BOERUM HILL — A drug treatment center has been approved to move onto Atlantic Avenue on one condition: it can't look like a drug treatment center.
Brooklyn's Community Board 2 backed the relocation of New Directions alcohol and chemical abuse treatment center to 500 Atlantic Ave. as long as the "storefront appearance is in line with the retail nature of the street," the board said Wednesday night.
The stipulation came after members of the merchant community on Atlantic Avenue complained about the uninviting look of the current New Directions facility located a few blocks away at 202 Flatbush Ave.
"We have a picture of what their current facility looks like and there are no windows," said an Atlantic Avenue BID board member. "[They also have] an extremely large sign and we’d like them to work with the business community to redo the façade."
Local business owners encouraged New Directions make their façade similar to the of nearby Memorial Sloan Kettering — a cancer treatment and research institution — that has "smaller awnings and artwork in the lobby to be open and friendly to patients inside and pedestrians outside," according to a flyer handed out at the meeting.
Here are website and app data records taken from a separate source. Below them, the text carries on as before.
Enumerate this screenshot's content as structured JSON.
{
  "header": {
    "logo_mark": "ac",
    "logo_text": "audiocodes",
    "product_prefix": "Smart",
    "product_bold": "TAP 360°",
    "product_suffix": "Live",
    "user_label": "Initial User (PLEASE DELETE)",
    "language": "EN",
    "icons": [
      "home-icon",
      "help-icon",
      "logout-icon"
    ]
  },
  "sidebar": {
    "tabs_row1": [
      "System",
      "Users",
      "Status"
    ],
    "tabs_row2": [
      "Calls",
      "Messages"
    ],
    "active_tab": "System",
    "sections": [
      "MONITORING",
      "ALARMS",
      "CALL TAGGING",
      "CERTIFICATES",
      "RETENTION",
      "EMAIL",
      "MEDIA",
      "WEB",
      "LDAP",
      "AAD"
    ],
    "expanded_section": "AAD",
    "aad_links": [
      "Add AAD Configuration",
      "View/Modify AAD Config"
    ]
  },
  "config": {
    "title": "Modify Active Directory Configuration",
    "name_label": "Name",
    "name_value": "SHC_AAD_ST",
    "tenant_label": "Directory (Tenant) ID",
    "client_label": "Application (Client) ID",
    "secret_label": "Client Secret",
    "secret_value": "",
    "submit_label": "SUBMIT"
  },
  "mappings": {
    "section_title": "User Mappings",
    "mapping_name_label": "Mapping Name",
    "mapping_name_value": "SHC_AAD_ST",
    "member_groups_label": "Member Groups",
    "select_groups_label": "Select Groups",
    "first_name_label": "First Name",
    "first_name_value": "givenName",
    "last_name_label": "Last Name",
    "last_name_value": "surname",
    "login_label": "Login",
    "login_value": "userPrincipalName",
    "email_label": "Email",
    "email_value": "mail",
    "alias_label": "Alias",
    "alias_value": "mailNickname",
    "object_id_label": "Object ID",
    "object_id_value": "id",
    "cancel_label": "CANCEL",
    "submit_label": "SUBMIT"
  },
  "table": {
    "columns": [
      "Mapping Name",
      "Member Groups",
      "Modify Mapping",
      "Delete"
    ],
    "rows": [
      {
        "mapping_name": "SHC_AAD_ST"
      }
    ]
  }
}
"Let's make it more attractive and more in harmony with what’s there," CB2 member Lawrence Whiteside said.
New Directions officials did not respond to a request for comment on the new stipulation. But New Directions director Mark Salomon did disapprove of a request for security cameras during a meeting on Dec. 4 because of the confidential nature of the services they provide.
Salomon said at the Dec. 4 meeting that he would do his best to make the new space welcoming.
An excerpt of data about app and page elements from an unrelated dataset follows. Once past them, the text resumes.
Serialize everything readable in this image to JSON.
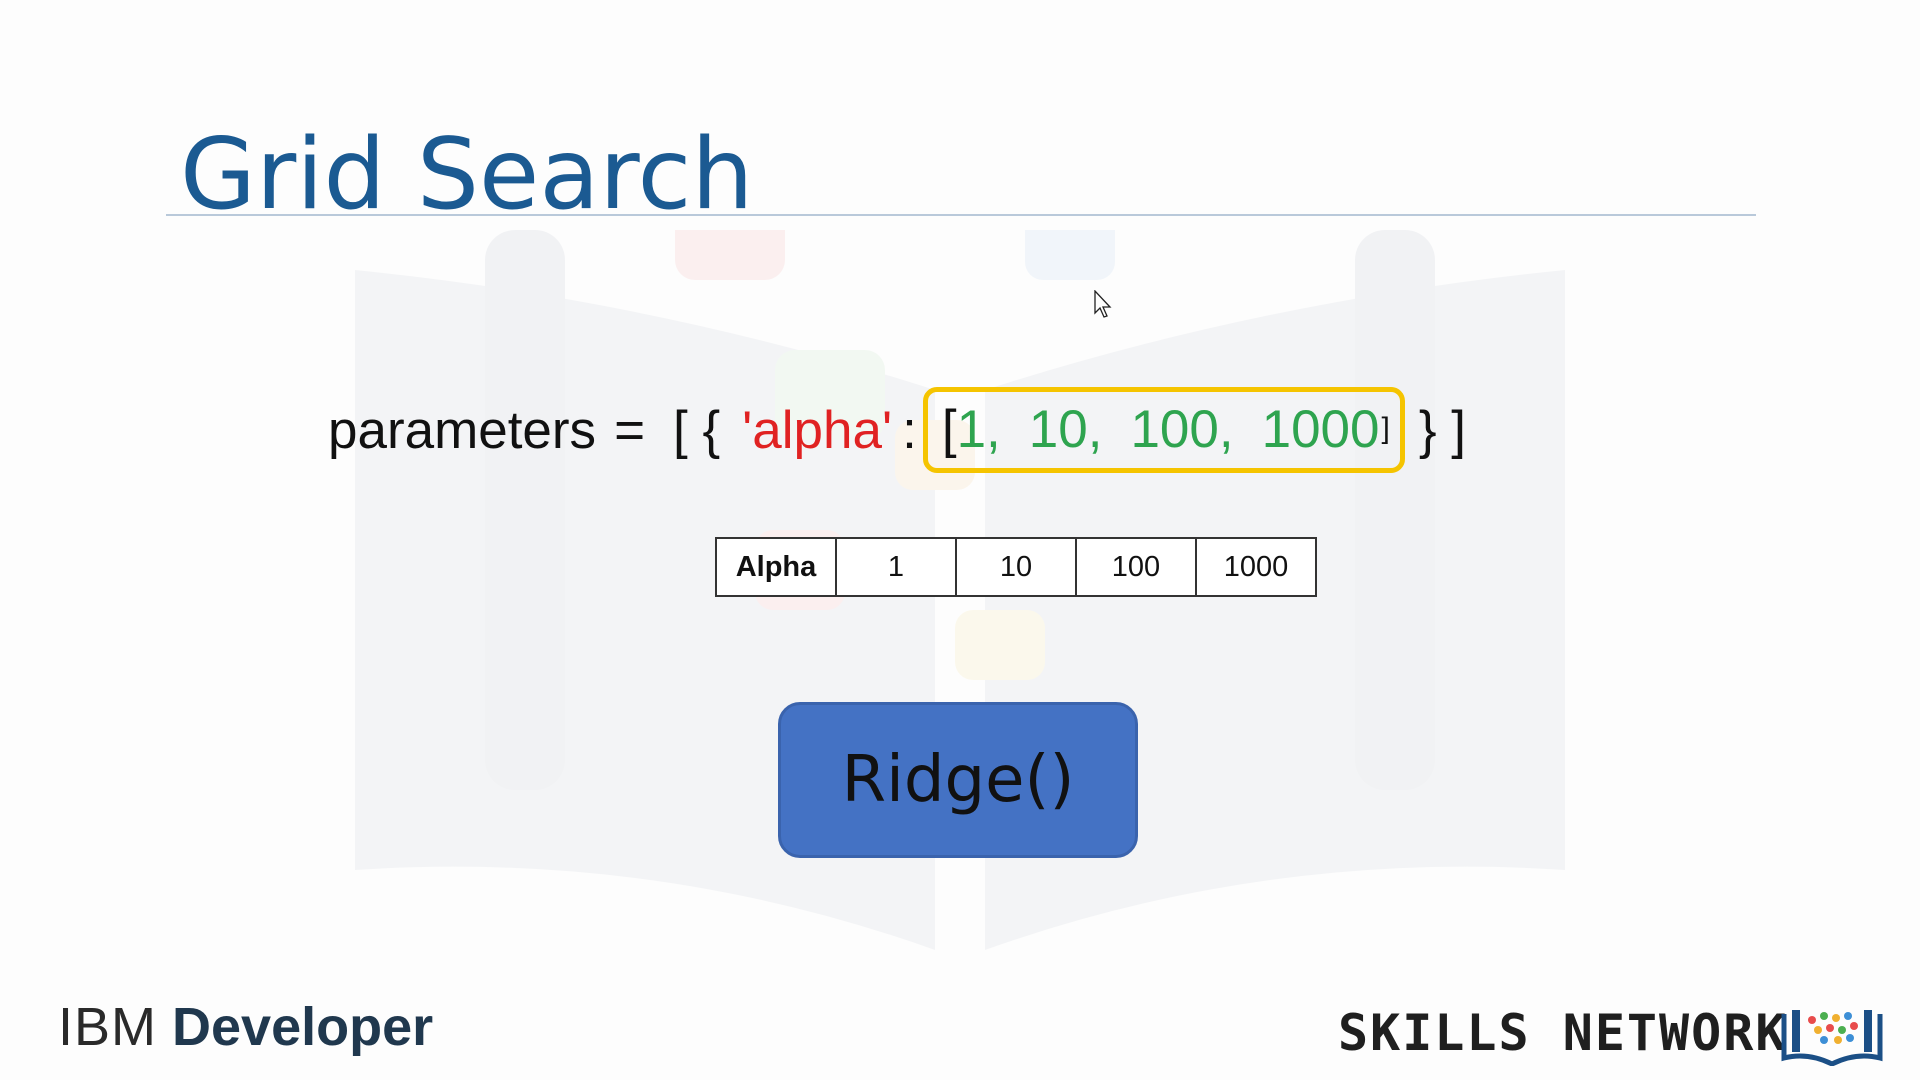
{
  "slide": {
    "title": "Grid Search",
    "colors": {
      "title": "#1b5a92",
      "key_string": "#e02222",
      "numbers": "#2ea44f",
      "highlight_border": "#f5c400",
      "button_fill": "#4472c4"
    }
  },
  "code_line": {
    "variable": "parameters",
    "equals": "=",
    "open_brackets": "[ {",
    "key": "'alpha'",
    "colon": ":",
    "list_open": "[",
    "values": [
      "1,",
      "10,",
      "100,",
      "1000"
    ],
    "list_close": "]",
    "close_brackets": "} ]"
  },
  "alpha_table": {
    "header": "Alpha",
    "values": [
      "1",
      "10",
      "100",
      "1000"
    ]
  },
  "model_button": {
    "label": "Ridge()"
  },
  "footer": {
    "ibm_part": "IBM",
    "developer_part": "Developer",
    "skills_network": "SKILLS NETWORK"
  },
  "icons": {
    "cursor": "mouse-pointer-icon",
    "watermark": "open-book-icon",
    "skills_logo": "book-dots-icon"
  }
}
"It’s not a retail store but we have architects who are designing the space and the front will be attractive," he said. "We are maintaining the glass. We are not closing up the glass. The final design, I cannot answer in the moment, but it will certainly be in keeping with the neighborhood."
New Direction's existing lease expires on March 31. The center's landlord on Flatbush Avenue declined to renew it because of the real estate boom near the Barclays Center, a representative for the center said.